Written by Ms Beatrice Yeo Poh Tiang, Yeo & Associates LLC
A major area of contention in most divorce cases would centre on the custody, care and control of the child or children after the divorce. In the Singapore court of law, such decisions regarding the custody are adjudicated under the Women’s Charter.
The definition of a child under the Women’s Charter is a progeny of the marriage who is still under 21 years of age.
In the court of law, custody would refer to the legal decision making over the child’s life, and usually deals with major areas such as religion, education or health matters.
Care and Control
Care and control would then refer to the parent the child lives with on a day to day basis.
Access is the timeframe granted to the other parent to spend time with the child on an allocated basis.
Whilst typically, parties will be granted joint custody of a child unless one party is able to prove that the other parent should not have the legal rights to make important decisions of the child. A parent will lose the custody of the child if they have been proven to be physically, mentally or sexually abusive of a child. The usual legal tussle between both parents may be the care and control of the child i.e. who should be the primary caregiver and have the child stay under the same roof with him/her after the divorce. Another issues for parties to work out would be the visitation schedule for the exiting parent. The timetabling of one party’s access to the children often involves numerous parties’ schedule including the schedule of the child, and thus require some cooperation of all parties to work the timetable out. Divorcing parties must bear in mind that the law says that parents should be accorded half the time with the children after divorce as much as possible. It is the rights of the children to see both parents and not the parents’ rights to the children.
In typical cases, the court has the following considerations before making orders relating to the children:
- Wishes of both spouses;
- Wishes of the child; or
- Assessments and reports from a welfare officer
In non-typical cases, the court may make the decision to order that custody be given to a relative or to a welfare organisation if it feels that would be better for the child or children’s wellbeing. Such decisions would be made based upon a few considerations:
- whether the welfare of the children would be compromised if they are under the care of the biological parents;
- the danger of placing a child under a non-conducive environment which affects the child’s health educational and psychological wellbeing; or
- whether the child has been sexually abused by the parents or family members.
At the end of the day, the court’s decision is predicated upon what it feels is in the best interest of the child. The final decision may also rest on certain conditions, such as not allowing the child to be taken out of Singapore.
Sole Care and Control – What it Means?
Sole care and control is given to only one parent so that the said parent could live with the child and care for him/her on a daily basis. The child thus lives at home with this parent and he or she has the right to make day-to-day decisions regarding the child without the constant approval of the other parent.

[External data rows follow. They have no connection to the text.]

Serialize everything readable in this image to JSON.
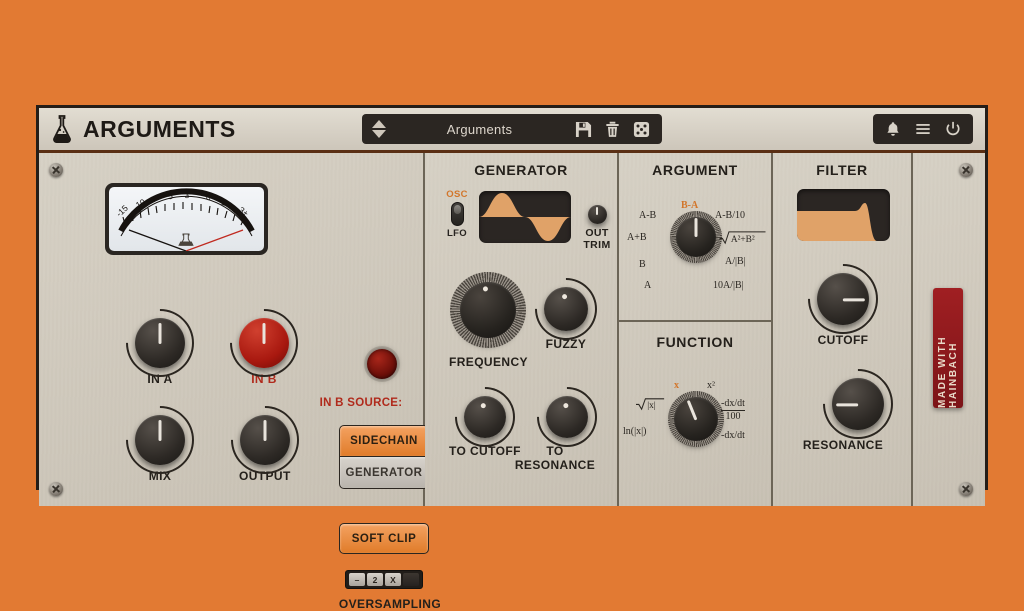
{
  "app": {
    "title": "ARGUMENTS",
    "logo_icon": "flask-icon",
    "background_color": "#e27a33",
    "panel_color": "#cdc6b9",
    "accent_color": "#e07c2a",
    "red_color": "#b02a1c"
  },
  "titlebar": {
    "preset_name": "Arguments",
    "prev_icon": "chevron-up-icon",
    "next_icon": "chevron-down-icon",
    "save_icon": "floppy-disk-icon",
    "delete_icon": "trash-icon",
    "random_icon": "dice-icon",
    "bell_icon": "bell-icon",
    "menu_icon": "hamburger-menu-icon",
    "power_icon": "power-icon"
  },
  "io": {
    "vu_meter": {
      "name": "vu-meter",
      "ticks": [
        "-15",
        "10",
        "7",
        "5",
        "3",
        "0",
        "1",
        "3+"
      ],
      "needle_position": "left"
    },
    "led": {
      "name": "clip-led",
      "state": "off"
    },
    "knobs": [
      {
        "label": "IN A",
        "name": "in-a-knob",
        "angle": 0,
        "style": "dark"
      },
      {
        "label": "IN B",
        "name": "in-b-knob",
        "angle": 0,
        "style": "red",
        "label_color": "red"
      },
      {
        "label": "MIX",
        "name": "mix-knob",
        "angle": 0,
        "style": "dark"
      },
      {
        "label": "OUTPUT",
        "name": "output-knob",
        "angle": 0,
        "style": "dark"
      }
    ],
    "in_b_source": {
      "heading": "IN B SOURCE:",
      "options": [
        {
          "label": "SIDECHAIN",
          "name": "sidechain-button",
          "active": true
        },
        {
          "label": "GENERATOR",
          "name": "source-generator-button",
          "active": false
        }
      ]
    },
    "soft_clip": {
      "label": "SOFT CLIP",
      "name": "soft-clip-button",
      "active": true
    },
    "oversampling": {
      "label": "OVERSAMPLING",
      "segments": [
        "–",
        "2",
        "X",
        ""
      ],
      "selected_index": 1
    }
  },
  "generator": {
    "title": "GENERATOR",
    "mode_switch": {
      "name": "osc-lfo-switch",
      "top_label": "OSC",
      "bottom_label": "LFO",
      "selected": "OSC"
    },
    "wave_display": {
      "name": "waveform-display",
      "shape": "sine"
    },
    "out_trim": {
      "label": "OUT TRIM",
      "name": "out-trim-knob",
      "angle": 0
    },
    "knobs": [
      {
        "label": "FREQUENCY",
        "name": "frequency-knob",
        "angle": -18,
        "big": true
      },
      {
        "label": "FUZZY",
        "name": "fuzzy-knob",
        "angle": -10
      },
      {
        "label": "TO CUTOFF",
        "name": "to-cutoff-knob",
        "angle": -12
      },
      {
        "label": "TO RESONANCE",
        "name": "to-resonance-knob",
        "angle": -8
      }
    ]
  },
  "argument": {
    "title": "ARGUMENT",
    "knob_name": "argument-selector-knob",
    "angle": 0,
    "selected": "B-A",
    "options": [
      {
        "label": "A",
        "name": "argument-option-a"
      },
      {
        "label": "B",
        "name": "argument-option-b"
      },
      {
        "label": "A+B",
        "name": "argument-option-a-plus-b"
      },
      {
        "label": "A-B",
        "name": "argument-option-a-minus-b"
      },
      {
        "label": "B-A",
        "name": "argument-option-b-minus-a"
      },
      {
        "label": "A-B/10",
        "name": "argument-option-a-minus-b-over-10"
      },
      {
        "label": "√A²+B²",
        "name": "argument-option-sqrt-a2-b2"
      },
      {
        "label": "A/|B|",
        "name": "argument-option-a-over-abs-b"
      },
      {
        "label": "10A/|B|",
        "name": "argument-option-10a-over-abs-b"
      }
    ]
  },
  "function": {
    "title": "FUNCTION",
    "knob_name": "function-selector-knob",
    "angle": -22,
    "selected": "x",
    "options": [
      {
        "label": "ln(|x|)",
        "name": "function-option-ln-abs-x"
      },
      {
        "label": "√|x|",
        "name": "function-option-sqrt-abs-x"
      },
      {
        "label": "x",
        "name": "function-option-x"
      },
      {
        "label": "x²",
        "name": "function-option-x-squared"
      },
      {
        "label": "-dx/dt",
        "name": "function-option-dxdt-over-100",
        "sub": "100"
      },
      {
        "label": "-dx/dt",
        "name": "function-option-dxdt"
      }
    ]
  },
  "filter": {
    "title": "FILTER",
    "curve_display": {
      "name": "filter-curve-display",
      "shape": "lowpass-resonant"
    },
    "knobs": [
      {
        "label": "CUTOFF",
        "name": "cutoff-knob",
        "angle": 90
      },
      {
        "label": "RESONANCE",
        "name": "resonance-knob",
        "angle": -90
      }
    ]
  },
  "banner": {
    "text": "MADE WITH HAINBACH",
    "name": "hainbach-banner"
  }
}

There may be situations where the court would order shared care and control to both parents if it is proven that the couple is able to work hand-in-hand with each other for the child’s issues and that the shared caregiving arrangements have been in place for a substantial period of time and works out well.
Although sole care and control is awarded to a parent, the court may also make provisions where the primary caregiving parent needs to consult with the exiting parent before any major decisions are made regarding the child’s life.
Where a parent has been granted sole care and control, the other parent will be allowed access to the child with time worked out between the parties or with time allocated by the court. This could take the form of weekly visitations, holiday periods and communications via other forms such as email and telephone calls.
Access is usually unsupervised contact time between the exiting parent and the child. However, if there is valid concerns regarding the child’s safety, then supervised visitation will be ordered.
There are a wide range of workable visitation arrangements suited for different families. An experienced divorce and family lawyer will be able to advise you on the most suitable timetable base on her experience dealing with many other divorcing families.